Obstetric hospitalists Following Europe's lead, someRead More »from Trends We Like
Exploring summer with a toddler on FitPregnancy.com:Read More »from Cold, Sweet Treats
You know all that jazz about how joyous and golden childhood is and how nothing will ever be as pure and wonderful again? It's probably true. I'll spare you the stories (Leo jumps for joy! He hums with pleasure as he eats! He rolls on the floor laughing for sheer delight! He purrs and yowls when I get out the can opener…oh no, wait, that wasn't him). What I want to focus on here is ice cream.
Creamy. Sweet. Cold. Comforting. Refreshing. You know, ice cream. We live in a neighborhood under siege by ice cream trucks, which our son gleefully refers to as…ice cream trucks! Except, without the merciless whining and demanding that will come along with that soon. They may as well be lullaby trucks for all he knows, except, somehow, other kids walk away from them eating ice cream pops, and Leo simply looks on. I like two year olds.
I really do. Being so innocent encourages them to be real learners. "Here," I tell Leo,
Fit Pregnancy's Labor Nurse weighs in...
Whenever a baby is born in some sort of trouble, say, premature or with delivery complications or respiratory difficulties, we think about sex. We think about stereotypes, clichés and profiles. If it's a girl, we figure she'll do pretty well in spite of the challenges she faces. If the baby is a boy though, we knew he might not handle stress quite as well and may not fare as well in the NICU.
Most nurses in the labor and delivery department are women so of course, we figure girls handle the stress and struggle of a tough start in life better than boys because, well, they're girls and frankly, girls are tough. Boys, on the other hand, aren't. They just think they are.
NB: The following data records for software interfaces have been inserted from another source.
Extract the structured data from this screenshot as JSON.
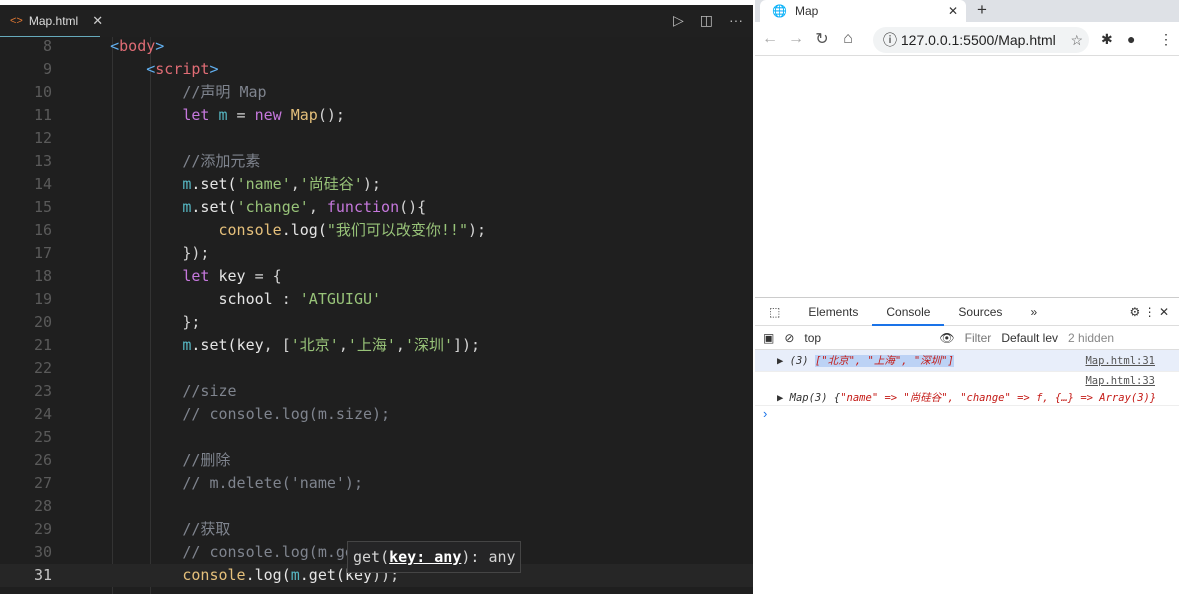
{
  "editor": {
    "tab": "Map.html",
    "tab_icon": "<>",
    "close": "✕",
    "lines": [
      {
        "n": "8",
        "t": [
          [
            "    ",
            "pl"
          ],
          [
            "<",
            "br"
          ],
          [
            "body",
            "tag"
          ],
          [
            ">",
            "br"
          ]
        ]
      },
      {
        "n": "9",
        "t": [
          [
            "        ",
            "pl"
          ],
          [
            "<",
            "br"
          ],
          [
            "script",
            "tag"
          ],
          [
            ">",
            "br"
          ]
        ]
      },
      {
        "n": "10",
        "t": [
          [
            "            ",
            "pl"
          ],
          [
            "//声明 Map",
            "cm"
          ]
        ]
      },
      {
        "n": "11",
        "t": [
          [
            "            ",
            "pl"
          ],
          [
            "let ",
            "kw"
          ],
          [
            "m",
            "var"
          ],
          [
            " = ",
            "pl"
          ],
          [
            "new ",
            "kw"
          ],
          [
            "Map",
            "fn"
          ],
          [
            "();",
            "pl"
          ]
        ]
      },
      {
        "n": "12",
        "t": []
      },
      {
        "n": "13",
        "t": [
          [
            "            ",
            "pl"
          ],
          [
            "//添加元素",
            "cm"
          ]
        ]
      },
      {
        "n": "14",
        "t": [
          [
            "            ",
            "pl"
          ],
          [
            "m",
            "var"
          ],
          [
            ".set(",
            "pr"
          ],
          [
            "'name'",
            "str"
          ],
          [
            ",",
            "pl"
          ],
          [
            "'尚硅谷'",
            "str"
          ],
          [
            ");",
            "pl"
          ]
        ]
      },
      {
        "n": "15",
        "t": [
          [
            "            ",
            "pl"
          ],
          [
            "m",
            "var"
          ],
          [
            ".set(",
            "pr"
          ],
          [
            "'change'",
            "str"
          ],
          [
            ", ",
            "pl"
          ],
          [
            "function",
            "kw"
          ],
          [
            "(){",
            "pl"
          ]
        ]
      },
      {
        "n": "16",
        "t": [
          [
            "                ",
            "pl"
          ],
          [
            "console",
            "fn"
          ],
          [
            ".log(",
            "pr"
          ],
          [
            "\"我们可以改变你!!\"",
            "str"
          ],
          [
            ");",
            "pl"
          ]
        ]
      },
      {
        "n": "17",
        "t": [
          [
            "            ",
            "pl"
          ],
          [
            "});",
            "pl"
          ]
        ]
      },
      {
        "n": "18",
        "t": [
          [
            "            ",
            "pl"
          ],
          [
            "let ",
            "kw"
          ],
          [
            "key",
            "pr"
          ],
          [
            " = {",
            "pl"
          ]
        ]
      },
      {
        "n": "19",
        "t": [
          [
            "                ",
            "pl"
          ],
          [
            "school",
            "pr"
          ],
          [
            " : ",
            "pl"
          ],
          [
            "'ATGUIGU'",
            "str"
          ]
        ]
      },
      {
        "n": "20",
        "t": [
          [
            "            ",
            "pl"
          ],
          [
            "};",
            "pl"
          ]
        ]
      },
      {
        "n": "21",
        "t": [
          [
            "            ",
            "pl"
          ],
          [
            "m",
            "var"
          ],
          [
            ".set(",
            "pr"
          ],
          [
            "key",
            "pr"
          ],
          [
            ", [",
            "pl"
          ],
          [
            "'北京'",
            "str"
          ],
          [
            ",",
            "pl"
          ],
          [
            "'上海'",
            "str"
          ],
          [
            ",",
            "pl"
          ],
          [
            "'深圳'",
            "str"
          ],
          [
            "]);",
            "pl"
          ]
        ]
      },
      {
        "n": "22",
        "t": []
      },
      {
        "n": "23",
        "t": [
          [
            "            ",
            "pl"
          ],
          [
            "//size",
            "cm"
          ]
        ]
      },
      {
        "n": "24",
        "t": [
          [
            "            ",
            "pl"
          ],
          [
            "// console.log(m.size);",
            "cm"
          ]
        ]
      },
      {
        "n": "25",
        "t": []
      },
      {
        "n": "26",
        "t": [
          [
            "            ",
            "pl"
          ],
          [
            "//删除",
            "cm"
          ]
        ]
      },
      {
        "n": "27",
        "t": [
          [
            "            ",
            "pl"
          ],
          [
            "// m.delete('name');",
            "cm"
          ]
        ]
      },
      {
        "n": "28",
        "t": []
      },
      {
        "n": "29",
        "t": [
          [
            "            ",
            "pl"
          ],
          [
            "//获取",
            "cm"
          ]
        ]
      },
      {
        "n": "30",
        "t": [
          [
            "            ",
            "pl"
          ],
          [
            "// console.log(m.get(",
            "cm"
          ]
        ]
      },
      {
        "n": "31",
        "t": [
          [
            "            ",
            "pl"
          ],
          [
            "console",
            "fn"
          ],
          [
            ".log(",
            "pr"
          ],
          [
            "m",
            "var"
          ],
          [
            ".get(",
            "pr"
          ],
          [
            "key",
            "pr"
          ],
          [
            "));",
            "pl"
          ]
        ]
      }
    ],
    "tooltip": {
      "pre": "get(",
      "param": "key: any",
      "post": "): any"
    }
  },
  "browser": {
    "tab_title": "Map",
    "url": "127.0.0.1:5500/Map.html",
    "devtools": {
      "tabs": [
        "Elements",
        "Console",
        "Sources",
        "»"
      ],
      "context": "top",
      "filter": "Filter",
      "level": "Default lev",
      "hidden": "2 hidden",
      "messages": [
        {
          "prefix": "▶ (3) ",
          "value": "[\"北京\", \"上海\", \"深圳\"]",
          "source": "Map.html:31"
        },
        {
          "prefix": "▶ Map(3) {",
          "value": "\"name\" => \"尚硅谷\", \"change\" => f, {…} => Array(3)}",
          "source": "Map.html:33"
        }
      ],
      "prompt": "›"
    }
  }
}
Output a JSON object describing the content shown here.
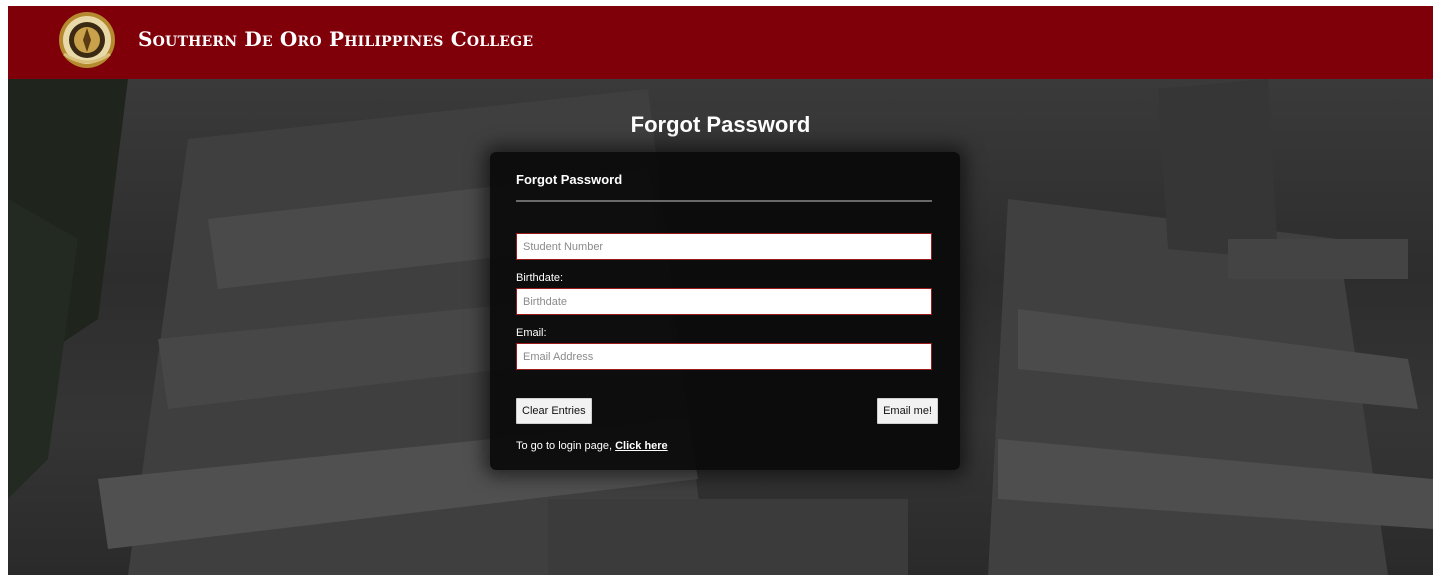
{
  "header": {
    "brand_name": "Southern De Oro Philippines College",
    "logo_icon": "college-seal-icon",
    "background_color": "#800009"
  },
  "page": {
    "title": "Forgot Password"
  },
  "card": {
    "title": "Forgot Password",
    "fields": {
      "student_number": {
        "label": "",
        "placeholder": "Student Number",
        "value": ""
      },
      "birthdate": {
        "label": "Birthdate:",
        "placeholder": "Birthdate",
        "value": ""
      },
      "email": {
        "label": "Email:",
        "placeholder": "Email Address",
        "value": ""
      }
    },
    "buttons": {
      "clear": "Clear Entries",
      "submit": "Email me!"
    },
    "login_prompt": "To go to login page,",
    "login_link": "Click here"
  }
}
You know how men are when they're sick. They're babies. Even when they're babies, they're bigger babies than girls.
Don't get me wrong; I love those fragile little guys and I've always had a soft spot for sensitive boys? When we're looking at a baby who has someRead More »from Are Boys The Weaker Sex?
Originally published as Then There Was Light, in Fit Pregnancy, by Marion WinikRead More »from Pregnancy, Depression, and One Big Happy Ending
This is not a good time. This is not a fun day. Tell the Cat in the Hat I do not want to play.
This was one of the cheerier refrains that went through my head after I got pregnant 2 1/2 years ago.
The rest of the time, I would think: I can't do this. I don't want to be here.
But for God's sake, why? I was about to have a baby, my first daughter, with my new husband in our beautiful place in the country. This was a good thing! I already had two sons and two stepchildren, and everyone was excited-everyone, that is, but me.
I'd known pregnancy at 41 might be different from pregnancy at 27, but I wasn't worried. My first pregnancy was one of the happiest, healthiest times of my life. Having left behind a mini-warehouse of bad habits prior to conception, I wrote effusive reports in my journal, wore goofy T-shirts to aerobics classes, wolfed down greens and giant vitamins with gusto. I